App and web page records
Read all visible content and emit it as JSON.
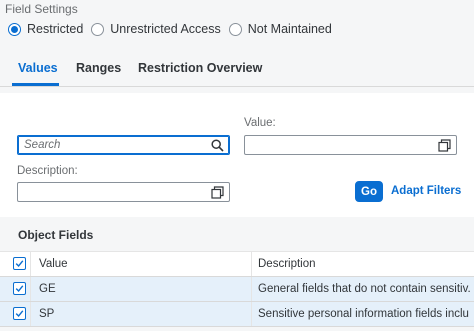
{
  "field_settings": {
    "title": "Field Settings",
    "options": [
      {
        "label": "Restricted",
        "selected": true
      },
      {
        "label": "Unrestricted Access",
        "selected": false
      },
      {
        "label": "Not Maintained",
        "selected": false
      }
    ]
  },
  "tabs": [
    {
      "label": "Values",
      "active": true
    },
    {
      "label": "Ranges",
      "active": false
    },
    {
      "label": "Restriction Overview",
      "active": false
    }
  ],
  "filters": {
    "search": {
      "placeholder": "Search",
      "value": "",
      "icon": "search-icon"
    },
    "value": {
      "label": "Value:",
      "value": "",
      "icon": "value-help-icon"
    },
    "description": {
      "label": "Description:",
      "value": "",
      "icon": "value-help-icon"
    },
    "go_label": "Go",
    "adapt_label": "Adapt Filters"
  },
  "table": {
    "title": "Object Fields",
    "columns": [
      "Value",
      "Description"
    ],
    "rows": [
      {
        "value": "GE",
        "description": "General fields that do not contain sensitiv...",
        "selected": true
      },
      {
        "value": "SP",
        "description": "Sensitive personal information fields inclu...",
        "selected": true
      }
    ]
  },
  "colors": {
    "accent": "#0a6ed1",
    "selected_row": "#e5f0fa",
    "background": "#f5f6f7"
  }
}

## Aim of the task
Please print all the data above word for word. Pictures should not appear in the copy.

## Written solution
Read all visible content and emit it as JSON.
{
  "field_settings": {
    "title": "Field Settings",
    "options": [
      {
        "label": "Restricted",
        "selected": true
      },
      {
        "label": "Unrestricted Access",
        "selected": false
      },
      {
        "label": "Not Maintained",
        "selected": false
      }
    ]
  },
  "tabs": [
    {
      "label": "Values",
      "active": true
    },
    {
      "label": "Ranges",
      "active": false
    },
    {
      "label": "Restriction Overview",
      "active": false
    }
  ],
  "filters": {
    "search": {
      "placeholder": "Search",
      "value": "",
      "icon": "search-icon"
    },
    "value": {
      "label": "Value:",
      "value": "",
      "icon": "value-help-icon"
    },
    "description": {
      "label": "Description:",
      "value": "",
      "icon": "value-help-icon"
    },
    "go_label": "Go",
    "adapt_label": "Adapt Filters"
  },
  "table": {
    "title": "Object Fields",
    "columns": [
      "Value",
      "Description"
    ],
    "rows": [
      {
        "value": "GE",
        "description": "General fields that do not contain sensitiv...",
        "selected": true
      },
      {
        "value": "SP",
        "description": "Sensitive personal information fields inclu...",
        "selected": true
      }
    ]
  },
  "colors": {
    "accent": "#0a6ed1",
    "selected_row": "#e5f0fa",
    "background": "#f5f6f7"
  }
}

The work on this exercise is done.